This collection contains materials relating to the history, restoration, and interpretation of Batsto Village, the iron bog furnace, and the glassworks, as well as publications about local history topics. Information about the Historic Batsto Village in the collection includes reports and essays, photographs, postcards, newspaper clippings, articles from journals and magazines, and records relating to the Batsto Citizens Committee’s events and interpretive activities. It also includes photographs and information about glass bottles produced at the Batsto Glass Works, as well as historical information about Atsion (another bog iron village) and South Jersey local history.
The collection does not contain the official records of the Batsto Citizens Committee - there are no membership lists, annual reports, or meeting minutes.
Batsto Village, located in Washington Township, Burlington County, New Jersey, was a glass factory town, as well as a significant site of bog iron production, commerce, and industry. The bog iron furnace was built in 1766 by Charles Read, John Cooper, Reuben Haines, Walter Franklin, and John Wilson, with the village established to support it. It was sold to Col. John Cox in 1770, and the ironworks supplied munitions for the Colonial Army in the Revolution, as well as for the United States military in the War of 1812. The operation changed hands several times, from Cox to Thomas Mayberry, then to Joseph Ball, and later to William Richards in 1784.
When the bog iron market declined in the 1840s, a glassworks was established under the direction of William Richards’ son, Jesse, and William’s nephew, Thomas S. The company produced window glass. After the glassworks closed in the 1860s, Joseph Wharton bought the land for farming and for water exportation to Philadelphia. Batsto, along with 1200 acres were purchased by the State of New Jersey in 1954 and became known as Wharton State Forest. It is now part of the Pinelands National Reserve. Archeological work on the Batsto site commenced in the late 1950s, with explorations relating to pre-historic sites, the bog iron furnace, and the glassworks. Batsto Village was placed on the National and New Jersey State Registers of Historic Places in the early 1970s.
The Batsto Citizens Advisory Committee was formed by the State of New Jersey in 1956, later dropping the “Advisory” from its name. Its purpose was to advise and assist in the restoration of the Historic Village of Batsto and in the interpretation of the historic site. In 1997 the Committee was reorganized as the Batsto Citizens Committee, Inc. and continues with its same objectives. The Committee hosts fundraising events, such as special Post Office cancellations, decoy and woodcarving shows, and living history reenactments.
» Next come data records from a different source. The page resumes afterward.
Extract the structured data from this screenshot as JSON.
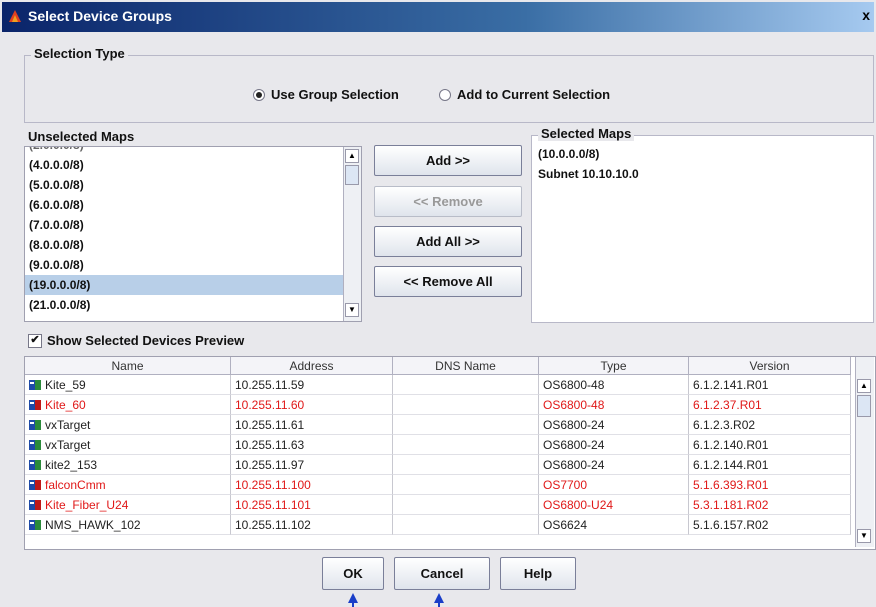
{
  "window": {
    "title": "Select Device Groups",
    "close_glyph": "x"
  },
  "selection_type": {
    "label": "Selection Type",
    "options": [
      {
        "label": "Use Group Selection",
        "selected": true
      },
      {
        "label": "Add to Current Selection",
        "selected": false
      }
    ]
  },
  "unselected_maps": {
    "label": "Unselected Maps",
    "items": [
      "(4.0.0.0/8)",
      "(5.0.0.0/8)",
      "(6.0.0.0/8)",
      "(7.0.0.0/8)",
      "(8.0.0.0/8)",
      "(9.0.0.0/8)",
      "(19.0.0.0/8)",
      "(21.0.0.0/8)"
    ],
    "selected_item": "(19.0.0.0/8)"
  },
  "selected_maps": {
    "label": "Selected Maps",
    "items": [
      "(10.0.0.0/8)",
      "Subnet 10.10.10.0"
    ]
  },
  "transfer_buttons": {
    "add": "Add >>",
    "remove": "<< Remove",
    "add_all": "Add All >>",
    "remove_all": "<< Remove All"
  },
  "preview_checkbox": {
    "label": "Show Selected Devices Preview",
    "checked": true,
    "glyph": "✔"
  },
  "device_table": {
    "columns": [
      "Name",
      "Address",
      "DNS Name",
      "Type",
      "Version"
    ],
    "rows": [
      {
        "name": "Kite_59",
        "address": "10.255.11.59",
        "dns": "",
        "type": "OS6800-48",
        "version": "6.1.2.141.R01",
        "status": "normal"
      },
      {
        "name": "Kite_60",
        "address": "10.255.11.60",
        "dns": "",
        "type": "OS6800-48",
        "version": "6.1.2.37.R01",
        "status": "error"
      },
      {
        "name": "vxTarget",
        "address": "10.255.11.61",
        "dns": "",
        "type": "OS6800-24",
        "version": "6.1.2.3.R02",
        "status": "normal"
      },
      {
        "name": "vxTarget",
        "address": "10.255.11.63",
        "dns": "",
        "type": "OS6800-24",
        "version": "6.1.2.140.R01",
        "status": "normal"
      },
      {
        "name": "kite2_153",
        "address": "10.255.11.97",
        "dns": "",
        "type": "OS6800-24",
        "version": "6.1.2.144.R01",
        "status": "normal"
      },
      {
        "name": "falconCmm",
        "address": "10.255.11.100",
        "dns": "",
        "type": "OS7700",
        "version": "5.1.6.393.R01",
        "status": "error"
      },
      {
        "name": "Kite_Fiber_U24",
        "address": "10.255.11.101",
        "dns": "",
        "type": "OS6800-U24",
        "version": "5.3.1.181.R02",
        "status": "error"
      },
      {
        "name": "NMS_HAWK_102",
        "address": "10.255.11.102",
        "dns": "",
        "type": "OS6624",
        "version": "5.1.6.157.R02",
        "status": "normal"
      }
    ]
  },
  "footer_buttons": {
    "ok": "OK",
    "cancel": "Cancel",
    "help": "Help"
  },
  "colors": {
    "title_bar": "#0a246a",
    "error_text": "#e01818",
    "selection": "#b8cfe8",
    "arrow": "#1a3ec8"
  }
}
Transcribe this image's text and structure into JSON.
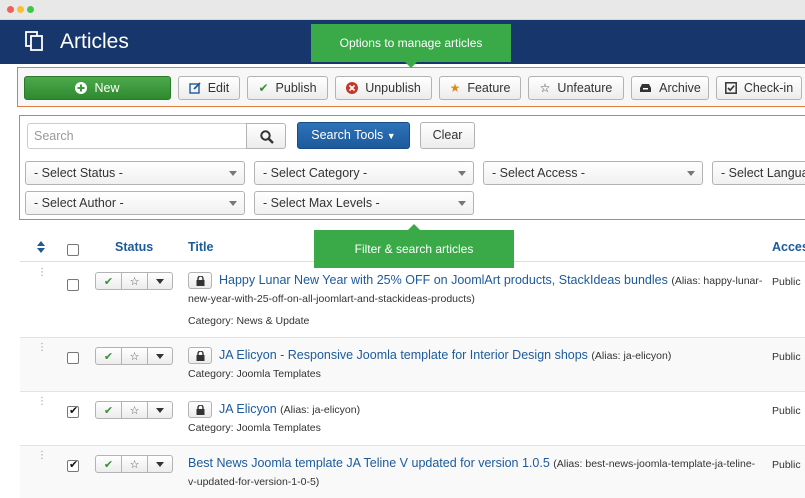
{
  "header": {
    "title": "Articles",
    "logo_icon": "copy-icon"
  },
  "callouts": {
    "toolbar": "Options to manage articles",
    "filters": "Filter & search articles"
  },
  "toolbar": {
    "new": "New",
    "edit": "Edit",
    "publish": "Publish",
    "unpublish": "Unpublish",
    "feature": "Feature",
    "unfeature": "Unfeature",
    "archive": "Archive",
    "checkin": "Check-in"
  },
  "filters": {
    "search_placeholder": "Search",
    "search_tools": "Search Tools",
    "clear": "Clear",
    "status": "- Select Status -",
    "category": "- Select Category -",
    "access": "- Select Access -",
    "language": "- Select Language -",
    "author": "- Select Author -",
    "max_levels": "- Select Max Levels -"
  },
  "table": {
    "columns": {
      "status": "Status",
      "title": "Title",
      "access": "Access"
    },
    "rows": [
      {
        "checked": false,
        "title": "Happy Lunar New Year with 25% OFF on JoomlArt products, StackIdeas bundles",
        "alias": "(Alias: happy-lunar-new-year-with-25-off-on-all-joomlart-and-stackideas-products)",
        "category": "Category: News & Update",
        "access": "Public",
        "locked": true
      },
      {
        "checked": false,
        "title": "JA Elicyon - Responsive Joomla template for Interior Design shops",
        "alias": "(Alias: ja-elicyon)",
        "category": "Category: Joomla Templates",
        "access": "Public",
        "locked": true
      },
      {
        "checked": true,
        "title": "JA Elicyon",
        "alias": "(Alias: ja-elicyon)",
        "category": "Category: Joomla Templates",
        "access": "Public",
        "locked": true
      },
      {
        "checked": true,
        "title": "Best News Joomla template JA Teline V updated for version 1.0.5",
        "alias": "(Alias: best-news-joomla-template-ja-teline-v-updated-for-version-1-0-5)",
        "category": "",
        "access": "Public",
        "locked": false
      }
    ]
  },
  "colors": {
    "header_bg": "#17366b",
    "callout_bg": "#3aaa48",
    "highlight_border": "#e27c3e",
    "primary_button": "#1c5a9c",
    "new_button": "#3a9a3a"
  }
}
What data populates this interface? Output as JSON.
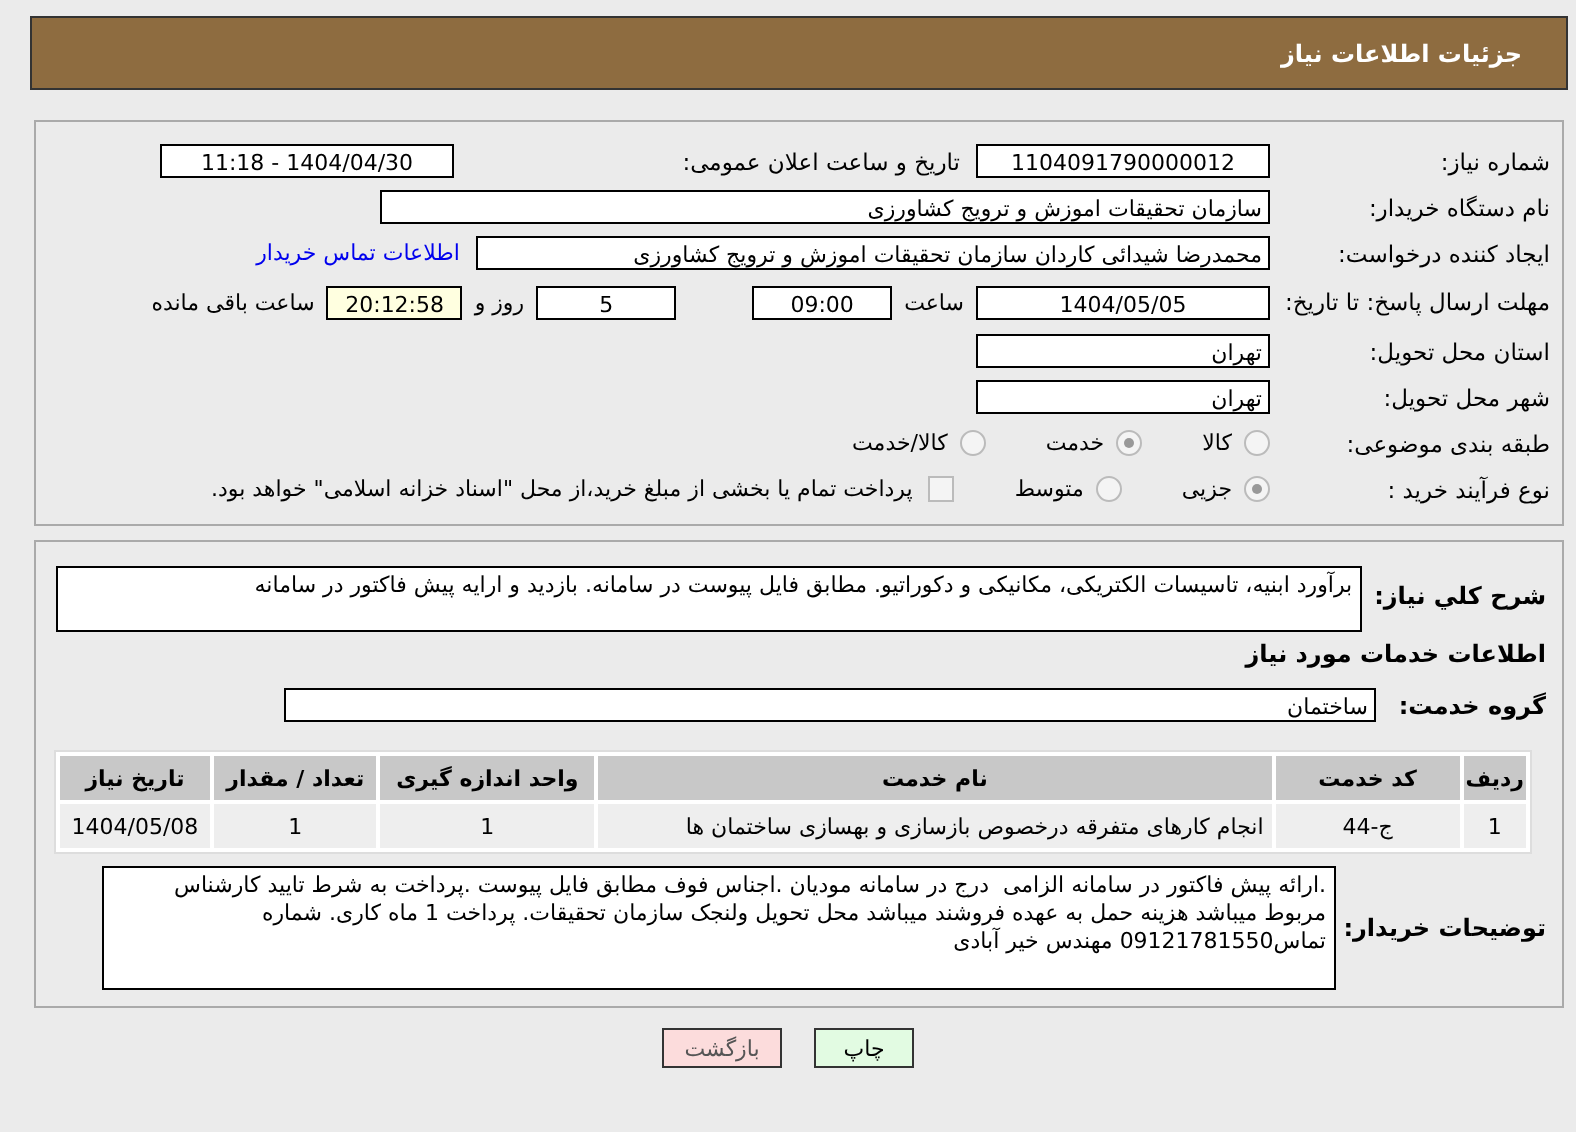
{
  "header": {
    "title": "جزئیات اطلاعات نیاز"
  },
  "need_number": {
    "label": "شماره نیاز:",
    "value": "1104091790000012"
  },
  "announce": {
    "label": "تاریخ و ساعت اعلان عمومی:",
    "value": "1404/04/30 - 11:18"
  },
  "buyer_org": {
    "label": "نام دستگاه خریدار:",
    "value": "سازمان تحقیقات  اموزش و ترویج کشاورزی"
  },
  "requester": {
    "label": "ایجاد کننده درخواست:",
    "value": "محمدرضا شیدائی کاردان سازمان تحقیقات  اموزش و ترویج کشاورزی",
    "link": "اطلاعات تماس خریدار"
  },
  "deadline": {
    "label": "مهلت ارسال پاسخ: تا تاریخ:",
    "date": "1404/05/05",
    "time_label": "ساعت",
    "time": "09:00",
    "days": "5",
    "days_label": "روز و",
    "remaining": "20:12:58",
    "remaining_label": "ساعت باقی مانده"
  },
  "province": {
    "label": "استان محل تحویل:",
    "value": "تهران"
  },
  "city": {
    "label": "شهر محل تحویل:",
    "value": "تهران"
  },
  "category": {
    "label": "طبقه بندی موضوعی:",
    "options": [
      {
        "label": "کالا",
        "selected": false
      },
      {
        "label": "خدمت",
        "selected": true
      },
      {
        "label": "کالا/خدمت",
        "selected": false
      }
    ]
  },
  "process": {
    "label": "نوع فرآیند خرید :",
    "options": [
      {
        "label": "جزیی",
        "selected": true
      },
      {
        "label": "متوسط",
        "selected": false
      }
    ],
    "payment": {
      "checked": false,
      "text": "پرداخت تمام یا بخشی از مبلغ خرید،از محل \"اسناد خزانه اسلامی\" خواهد بود."
    }
  },
  "description": {
    "label": "شرح کلي نیاز:",
    "value": "برآورد ابنیه، تاسیسات الکتریکی، مکانیکی و دکوراتیو. مطابق فایل پیوست در سامانه. بازدید و ارایه پیش فاکتور در سامانه"
  },
  "services_title": "اطلاعات خدمات مورد نیاز",
  "service_group": {
    "label": "گروه خدمت:",
    "value": "ساختمان"
  },
  "table": {
    "columns": [
      "ردیف",
      "کد خدمت",
      "نام خدمت",
      "واحد اندازه گیری",
      "تعداد / مقدار",
      "تاریخ نیاز"
    ],
    "rows": [
      [
        "1",
        "ج-44",
        "انجام کارهای متفرقه درخصوص بازسازی و بهسازی ساختمان ها",
        "1",
        "1",
        "1404/05/08"
      ]
    ]
  },
  "buyer_notes": {
    "label": "توضیحات خریدار:",
    "value": ".ارائه پیش فاکتور در سامانه الزامی  درج در سامانه مودیان .اجناس فوف مطابق فایل پیوست .پرداخت به شرط تایید کارشناس مربوط میباشد هزینه حمل به عهده فروشند میباشد محل تحویل ولنجک سازمان تحقیقات. پرداخت 1 ماه کاری. شماره تماس09121781550 مهندس خیر آبادی"
  },
  "buttons": [
    {
      "label": "چاپ",
      "kind": "print"
    },
    {
      "label": "بازگشت",
      "kind": "back"
    }
  ]
}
Beginning in the late 1960s, Clevenger Brothers Glass worked with the Batsto Citizens Committee to produce commemorative bottles using hand-blown glass techniques. The Historic Batsto Philatelic Society (HBPS) worked with the Batsto Citizens Committee to support the interpretation and restoration of the Post Office. The village has one of the oldest operational post offices in the United States and still hand stamps mail.
The Batsto Citizens Committee also oversees the interpretation of the Historic Atsion Village, another bog iron town close to Batsto. Members of the Batsto Citizens Committee are a literal “Who’s Who” of early Pinelands historians and restorationists. Chairs of the Committee included Paul M. Cope, Arthur D. Pierce, Donald Streeter, Edward Pfeiffer, and Jack E. Boucher. Linda Stanton served as a co-chair in 2007.
Jim and Linda Stanton, who donated this collection, were very involved in the historic preservation and interpretation of Southern New Jersey and the Pinelands. They formed the nonprofit organization, A Sign of the Pines, and they initiated the long-running “Lines on the Pines” cultural celebration of South Jersey authors, crafts, and trades. They collected and compiled historical information on South Jersey areas, particularly those in the Pinelands National Reserve. Areas of particular interest are Batsto, Atsion, Pleasant Mills, and Chatsworth.
Heather Halpin Perez, Special Collections Librarian, May 2021.
While Stockton University’s Bjork Library’s Special Collection and Archives owns the collection; Stockton may not own the copyright for all of the items. Researchers wishing to reproduce materials are responsible for obtaining the proper permissions.